  21. Capstone turbine, Wikipedia, 29 October 2008,
  22. Capstone Turbine Corp., Chatsworth, California, USA, website,
  23. Boiler, Wikipedia, 29 October 2008,
  24. Optoelectric nuclear battery, Wikipedia, 29 October 2008,
  25. Betavoltaics, Wikipedia, 29 October 2008,
  26. Popa-Simil L. Direct Energy Conversion Nano-Hybrid Fuel, Materials Research Society, NSTI Nanotech 2007 Proceedings (abstract only – paper can be purchased)
  27. Brown L. Direct Energy Conversion Fission Reactor, General Atomics Corp., GA-A23593, Annual Report to the US Dept. Of Energy, GA Project #30053 January 2000,
  28. Webster B. Nuclear-powered passenger aircraft ‘to transport millions’ says expert, Times Online, published 27 October 2008,
  29. Unmanned aerial vehicle, Wikipedia, 29 October 2008,
  30. Evans R. Lithium Abundance – World Lithium Reserve, A report on the world’s Lithium resources and reserves, 29 March 2008,
  31. Bateman Engineering Co., Brisbane, Australia, Minerals and Metal: Nickel,
  32. Craft E. – Titanium (for Geology 301) University of Wisconsin – Eau Claire, Wisconsin, USA, 29 October 2008
  33. World Nuclear Organization, Supply of Uranium, June 2008,
  34. Uranium, Wikipedia, 29 October 2008,
  35. Uranium reserves, European Nuclear Society website, 1 November 2008,
  36. Ho MW. The nuclear black hole. Science in Society 40 (in press)
  37. Hore-Lacy I. Thorium, Encyclopedia of Earth (content partner: World Nuclear Association), updated 24 September 2008,
  38. Unesaki H. et al. Assessment of 232-Th nuclear data through analysis of thorium-loaded critical experiments in thermal-neutron systems using the Kyoto University critical assembly.Jour. of Nuclear Science and Technology 38 (No. 6) 370 2001,

Got something to say about this page? Comment

Comment on this article

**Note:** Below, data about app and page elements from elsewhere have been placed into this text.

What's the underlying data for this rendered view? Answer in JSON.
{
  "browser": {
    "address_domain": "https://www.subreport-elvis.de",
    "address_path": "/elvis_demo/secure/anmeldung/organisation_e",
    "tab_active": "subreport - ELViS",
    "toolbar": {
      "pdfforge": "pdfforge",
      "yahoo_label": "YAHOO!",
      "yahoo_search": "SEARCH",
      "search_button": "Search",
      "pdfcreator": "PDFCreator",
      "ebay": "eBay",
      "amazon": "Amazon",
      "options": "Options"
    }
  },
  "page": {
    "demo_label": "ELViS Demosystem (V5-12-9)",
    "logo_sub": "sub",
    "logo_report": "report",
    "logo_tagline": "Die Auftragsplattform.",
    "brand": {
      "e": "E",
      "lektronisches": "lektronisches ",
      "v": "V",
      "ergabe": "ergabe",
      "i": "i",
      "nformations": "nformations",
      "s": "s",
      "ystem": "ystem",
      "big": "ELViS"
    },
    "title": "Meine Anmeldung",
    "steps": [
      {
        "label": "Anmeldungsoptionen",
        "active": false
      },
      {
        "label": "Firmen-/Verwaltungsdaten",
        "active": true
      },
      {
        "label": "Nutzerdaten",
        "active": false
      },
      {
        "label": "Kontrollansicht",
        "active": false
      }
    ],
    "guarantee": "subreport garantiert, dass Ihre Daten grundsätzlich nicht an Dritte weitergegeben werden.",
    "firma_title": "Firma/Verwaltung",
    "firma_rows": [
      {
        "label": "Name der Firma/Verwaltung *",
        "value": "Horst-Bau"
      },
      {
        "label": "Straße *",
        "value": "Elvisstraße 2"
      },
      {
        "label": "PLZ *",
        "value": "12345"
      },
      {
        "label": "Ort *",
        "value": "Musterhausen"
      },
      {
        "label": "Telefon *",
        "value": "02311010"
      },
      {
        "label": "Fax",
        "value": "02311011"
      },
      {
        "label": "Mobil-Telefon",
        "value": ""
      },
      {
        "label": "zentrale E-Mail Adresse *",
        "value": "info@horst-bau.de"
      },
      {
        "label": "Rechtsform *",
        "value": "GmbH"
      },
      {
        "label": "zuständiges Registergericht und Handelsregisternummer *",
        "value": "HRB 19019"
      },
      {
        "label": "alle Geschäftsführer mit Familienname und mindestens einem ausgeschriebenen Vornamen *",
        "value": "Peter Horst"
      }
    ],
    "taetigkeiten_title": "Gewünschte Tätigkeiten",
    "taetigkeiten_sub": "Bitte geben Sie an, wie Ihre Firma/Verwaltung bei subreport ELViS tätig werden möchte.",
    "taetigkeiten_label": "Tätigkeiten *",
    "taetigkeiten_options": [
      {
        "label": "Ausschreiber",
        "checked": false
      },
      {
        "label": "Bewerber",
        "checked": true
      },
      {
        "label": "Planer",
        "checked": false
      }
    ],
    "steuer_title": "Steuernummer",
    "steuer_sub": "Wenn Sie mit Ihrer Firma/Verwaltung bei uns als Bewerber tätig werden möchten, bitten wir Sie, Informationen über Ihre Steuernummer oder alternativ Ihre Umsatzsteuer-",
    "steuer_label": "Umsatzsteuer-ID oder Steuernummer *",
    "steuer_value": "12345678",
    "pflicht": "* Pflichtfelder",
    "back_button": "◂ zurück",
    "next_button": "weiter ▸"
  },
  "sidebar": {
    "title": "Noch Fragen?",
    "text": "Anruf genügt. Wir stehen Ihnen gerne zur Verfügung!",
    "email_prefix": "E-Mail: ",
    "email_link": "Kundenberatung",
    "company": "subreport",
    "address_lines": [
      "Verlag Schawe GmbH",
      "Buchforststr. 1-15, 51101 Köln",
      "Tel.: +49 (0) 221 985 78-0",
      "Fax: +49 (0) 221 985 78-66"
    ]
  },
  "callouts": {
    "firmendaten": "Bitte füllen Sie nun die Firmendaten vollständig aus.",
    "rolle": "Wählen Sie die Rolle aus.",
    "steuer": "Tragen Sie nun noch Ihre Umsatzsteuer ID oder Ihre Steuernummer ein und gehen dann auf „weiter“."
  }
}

Comments may be published. All comments are moderated. Name and email details are required.

Email address:
Your comments:
Anti spam question:
How many legs on a cat?